President Gotabaya Rajapaksa yesterday, April 25, emphasised that only vaccination can end the COVID-19 pandemic, adding that people must strictly follow all rules and regulations recommended by the health authorities, as they did during the first wave of the COVID-19 pandemic.
“Only a vaccine can end the COVID-19 pandemic. The Government has a systematic and strong programme in place to vaccinate the public. The Government has made arrangements to import four of the COVID-19 vaccines currently approved by the World Health Organization (WHO) and to be approved in the near future by the WHO,” the Presidential Media Division stated in a press release.
The first imported AstraZeneca vaccine has been administered to 925,242 persons. The second dose of the vaccine will be given in the first week of May this year. The second dose will first be given to 356,000 people, including frontline health staff and Tri-Forces and Police officers engaged in COVID-19 control. The Government is holding talks with foreign pharmaceutical firms that produce the AstraZeneca vaccine to meet the remaining demand.
Around 200,000 doses of the Russian made ‘Sputnik V’ Covid-19 vaccine will be available by the end of April, while 400,000 doses will be available in May, 800,000 doses in June and 1,200,000 doses in July this year.

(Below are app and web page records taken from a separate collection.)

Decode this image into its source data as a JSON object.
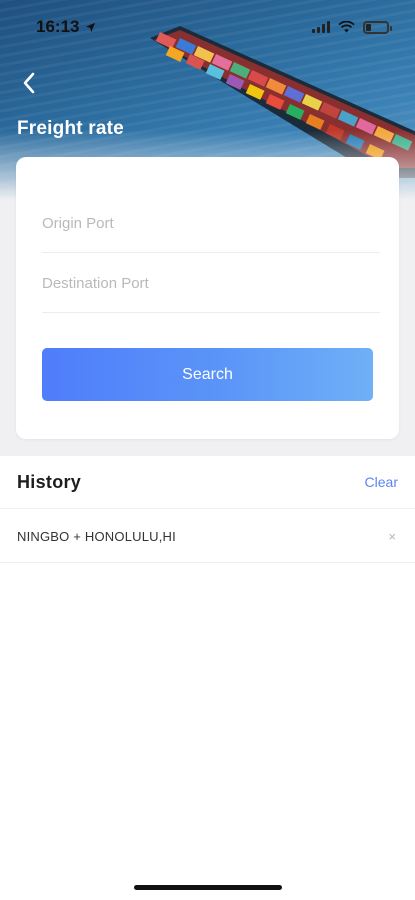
{
  "status_bar": {
    "time": "16:13"
  },
  "header": {
    "title": "Freight rate"
  },
  "search_form": {
    "origin_placeholder": "Origin Port",
    "origin_value": "",
    "destination_placeholder": "Destination Port",
    "destination_value": "",
    "search_label": "Search"
  },
  "history": {
    "title": "History",
    "clear_label": "Clear",
    "items": [
      {
        "label": "NINGBO + HONOLULU,HI",
        "remove_label": "×"
      }
    ]
  },
  "colors": {
    "accent": "#5b8af9",
    "link": "#5a86f0",
    "background_band": "#f0f0f2"
  }
}
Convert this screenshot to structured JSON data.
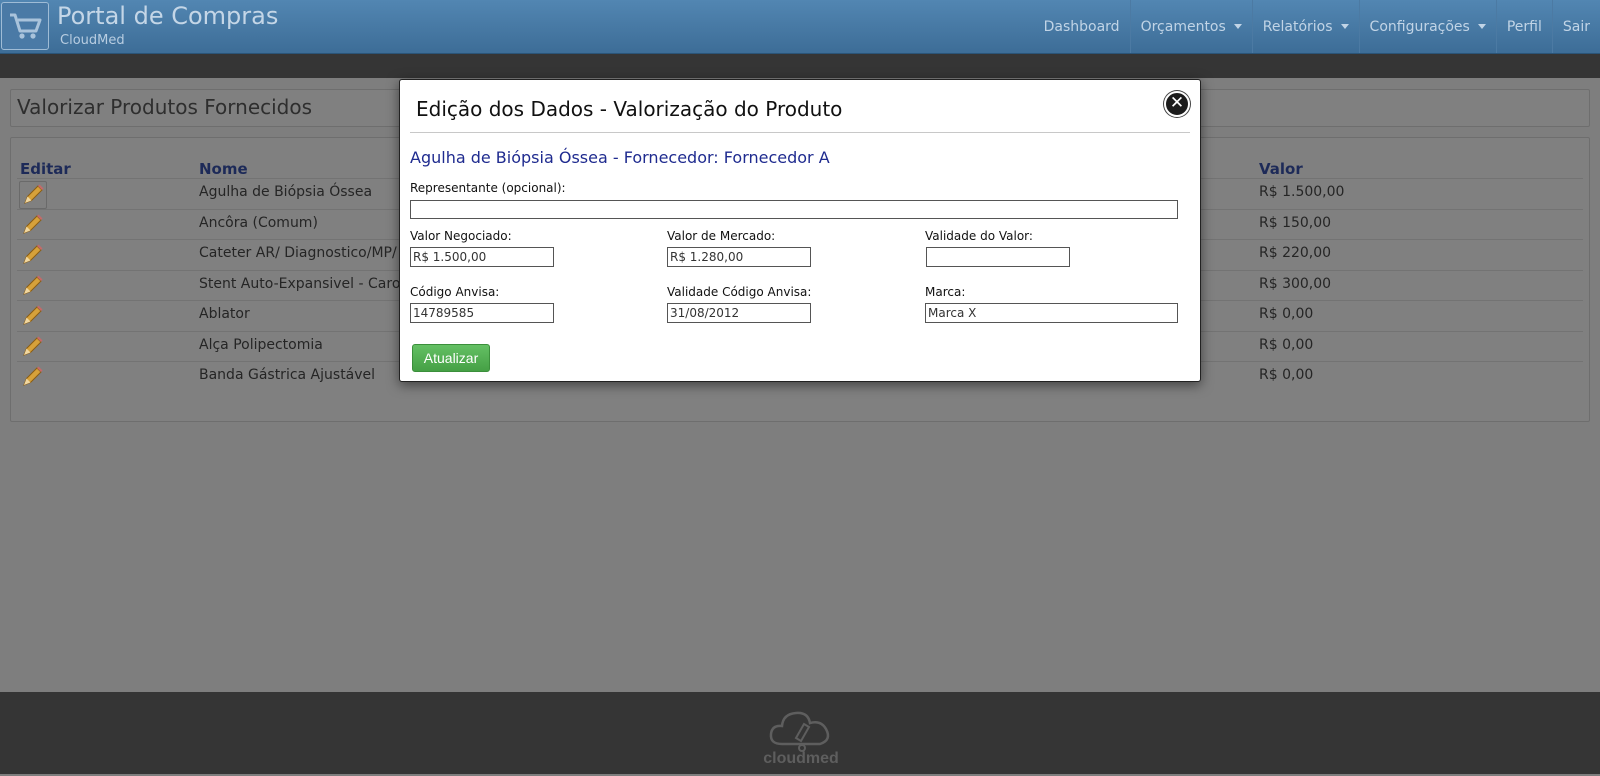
{
  "navbar": {
    "brand_title": "Portal de Compras",
    "brand_subtitle": "CloudMed",
    "items": [
      {
        "label": "Dashboard",
        "dropdown": false
      },
      {
        "label": "Orçamentos",
        "dropdown": true
      },
      {
        "label": "Relatórios",
        "dropdown": true
      },
      {
        "label": "Configurações",
        "dropdown": true
      },
      {
        "label": "Perfil",
        "dropdown": false
      },
      {
        "label": "Sair",
        "dropdown": false
      }
    ]
  },
  "page": {
    "title": "Valorizar Produtos Fornecidos",
    "columns": {
      "edit": "Editar",
      "name": "Nome",
      "value": "Valor"
    },
    "rows": [
      {
        "name": "Agulha de Biópsia Óssea",
        "value": "R$ 1.500,00"
      },
      {
        "name": "Ancôra (Comum)",
        "value": "R$ 150,00"
      },
      {
        "name": "Cateter AR/ Diagnostico/MP/",
        "value": "R$ 220,00"
      },
      {
        "name": "Stent Auto-Expansivel - Caro",
        "value": "R$ 300,00"
      },
      {
        "name": "Ablator",
        "value": "R$ 0,00"
      },
      {
        "name": "Alça Polipectomia",
        "value": "R$ 0,00"
      },
      {
        "name": "Banda Gástrica Ajustável",
        "value": "R$ 0,00"
      }
    ]
  },
  "modal": {
    "title": "Edição dos Dados - Valorização do Produto",
    "close_symbol": "✕",
    "subtitle": "Agulha de Biópsia Óssea - Fornecedor: Fornecedor A",
    "representante": {
      "label": "Representante (opcional):",
      "value": ""
    },
    "valor_negociado": {
      "label": "Valor Negociado:",
      "value": "R$ 1.500,00"
    },
    "valor_mercado": {
      "label": "Valor de Mercado:",
      "value": "R$ 1.280,00"
    },
    "validade_valor": {
      "label": "Validade do Valor:",
      "value": ""
    },
    "codigo_anvisa": {
      "label": "Código Anvisa:",
      "value": "14789585"
    },
    "validade_codigo": {
      "label": "Validade Código Anvisa:",
      "value": "31/08/2012"
    },
    "marca": {
      "label": "Marca:",
      "value": "Marca X"
    },
    "update_button": "Atualizar"
  },
  "footer": {
    "logo_text": "cloudmed"
  },
  "icons": {
    "brand": "cart-icon",
    "edit": "pencil-icon",
    "footer": "cloud-logo-icon"
  }
}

Cabinet approval has already been granted to purchase and import 13 million doses of the Sputnik V vaccine.
Plans are already on to distribute around 600,000 doses of the Sinopharm COVID-19 vaccine donated by China to Sri Lanka in the next few weeks following WHO approval.
In addition, the State Pharmaceutical Corporation (SPC) has already signed preliminary agreements required for the import of the Pfizer/BioNTech vaccine and the Government is in the process of importing this mRNA-based vaccine as soon as possible.

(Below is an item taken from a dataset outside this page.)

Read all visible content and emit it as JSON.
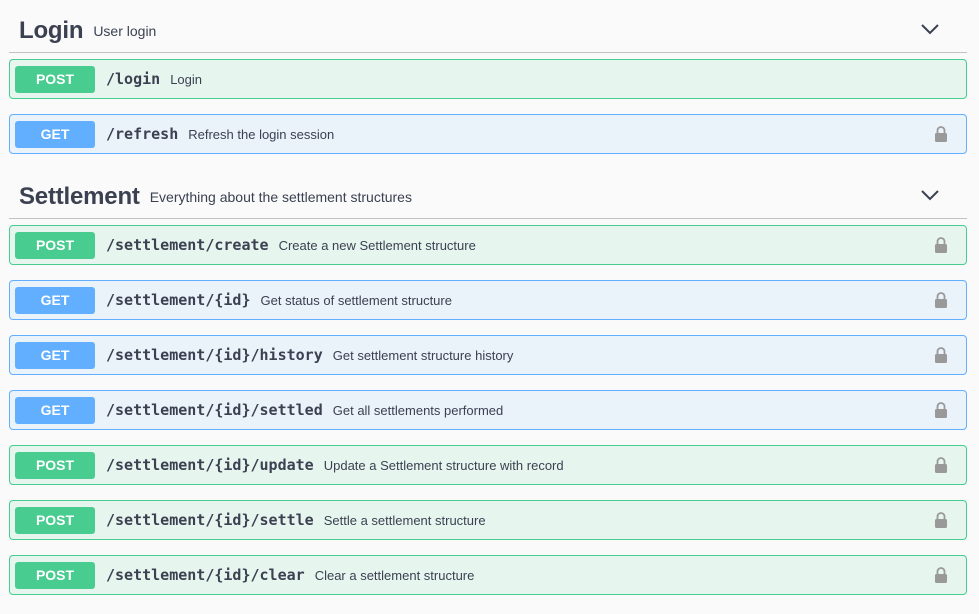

The Head of the WHO, Tedros Adhanom Ghebreyesus has reiterated in Geneva yesterday that adherence to basic public health guidelines is the backbone of the fight against the increased spread of COVID-19. Properly wearing the face mask, occasional hand washing with soap and water or hand disinfectants, the practice of social distancing, and avoiding non-essential travel and events are among the most important.

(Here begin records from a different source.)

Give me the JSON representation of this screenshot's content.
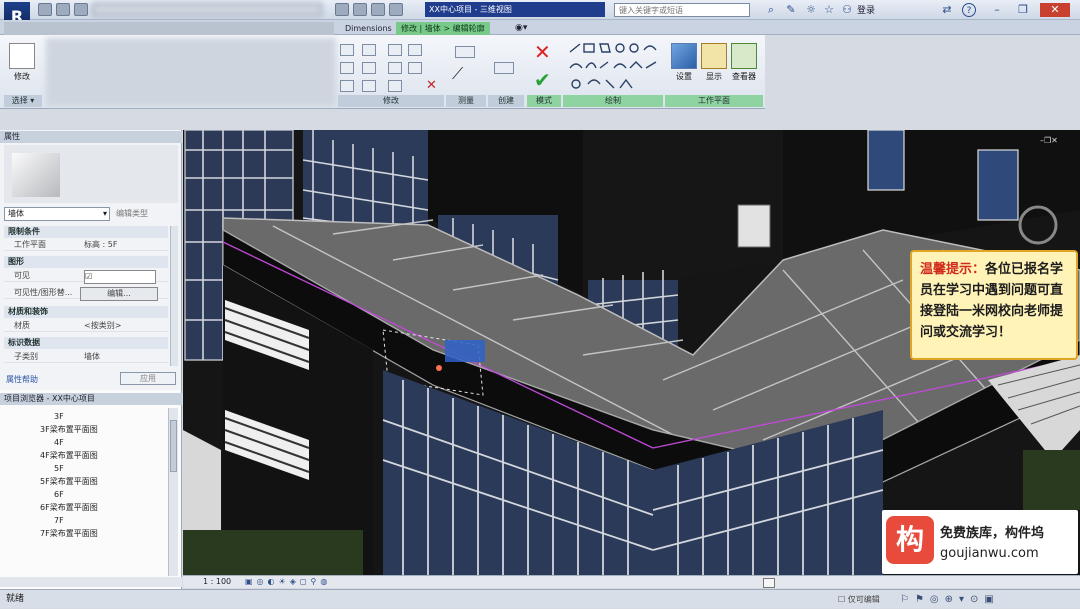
{
  "app": {
    "logo_letter": "R",
    "title": "XX中心项目 - 三维视图",
    "search_placeholder": "键入关键字或短语",
    "user": "登录",
    "help": "?"
  },
  "tabs": [
    {
      "label": "Dimensions",
      "style": "normal"
    },
    {
      "label": "修改 | 墙体 > 编辑轮廓",
      "style": "ctx"
    }
  ],
  "ribbon": {
    "modify_label": "修改",
    "select_label": "选择",
    "panels": [
      {
        "label": "修改",
        "style": "normal"
      },
      {
        "label": "测量",
        "style": "normal"
      },
      {
        "label": "创建",
        "style": "normal"
      },
      {
        "label": "模式",
        "style": "ctx"
      },
      {
        "label": "绘制",
        "style": "ctx"
      },
      {
        "label": "工作平面",
        "style": "ctx"
      }
    ],
    "workplane_buttons": [
      "设置",
      "显示",
      "查看器"
    ]
  },
  "properties": {
    "header": "属性",
    "type_selector": "墙体",
    "edit_type": "编辑类型",
    "groups": [
      {
        "name": "限制条件",
        "rows": [
          {
            "k": "工作平面",
            "v": "标高 : 5F"
          }
        ]
      },
      {
        "name": "图形",
        "rows": [
          {
            "k": "可见",
            "v": "☑"
          },
          {
            "k": "可见性/图形替...",
            "v": "编辑..."
          }
        ]
      },
      {
        "name": "材质和装饰",
        "rows": [
          {
            "k": "材质",
            "v": "<按类别>"
          }
        ]
      },
      {
        "name": "标识数据",
        "rows": [
          {
            "k": "子类别",
            "v": "墙体"
          }
        ]
      }
    ],
    "help_link": "属性帮助",
    "apply_button": "应用"
  },
  "browser": {
    "header": "项目浏览器 - XX中心项目",
    "items": [
      "3F",
      "3F梁布置平面图",
      "4F",
      "4F梁布置平面图",
      "5F",
      "5F梁布置平面图",
      "6F",
      "6F梁布置平面图",
      "7F",
      "7F梁布置平面图"
    ]
  },
  "viewctl": {
    "scale": "1 : 100"
  },
  "status": {
    "left": "就绪",
    "right": "仅可编辑"
  },
  "tip": {
    "prefix": "温馨提示：",
    "body": "各位已报名学员在学习中遇到问题可直接登陆一米网校向老师提问或交流学习！"
  },
  "watermark": {
    "brand": "免费族库，构件坞",
    "url": "goujianwu.com",
    "logo_char": "构"
  }
}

Presidential Media Division press release also stated:
‘Some sections of society think that the country should be locked down for some time as a solution to control the spread of COVID-19. Although such an action may have satisfactory results at the beginning, in the long term it will have extremely detrimental effects on the lives of the people and the economy.
Developing countries such as Sri Lanka cannot take lockdown measures or impose curfews that obstruct the economic activities. The majority of our country’s income earners depend on informal livelihoods.
Therefore, while the Government is fulfilling its responsibilities, the people must fulfill their respective responsibilities and duties for the betterment of the country as well as themselves’.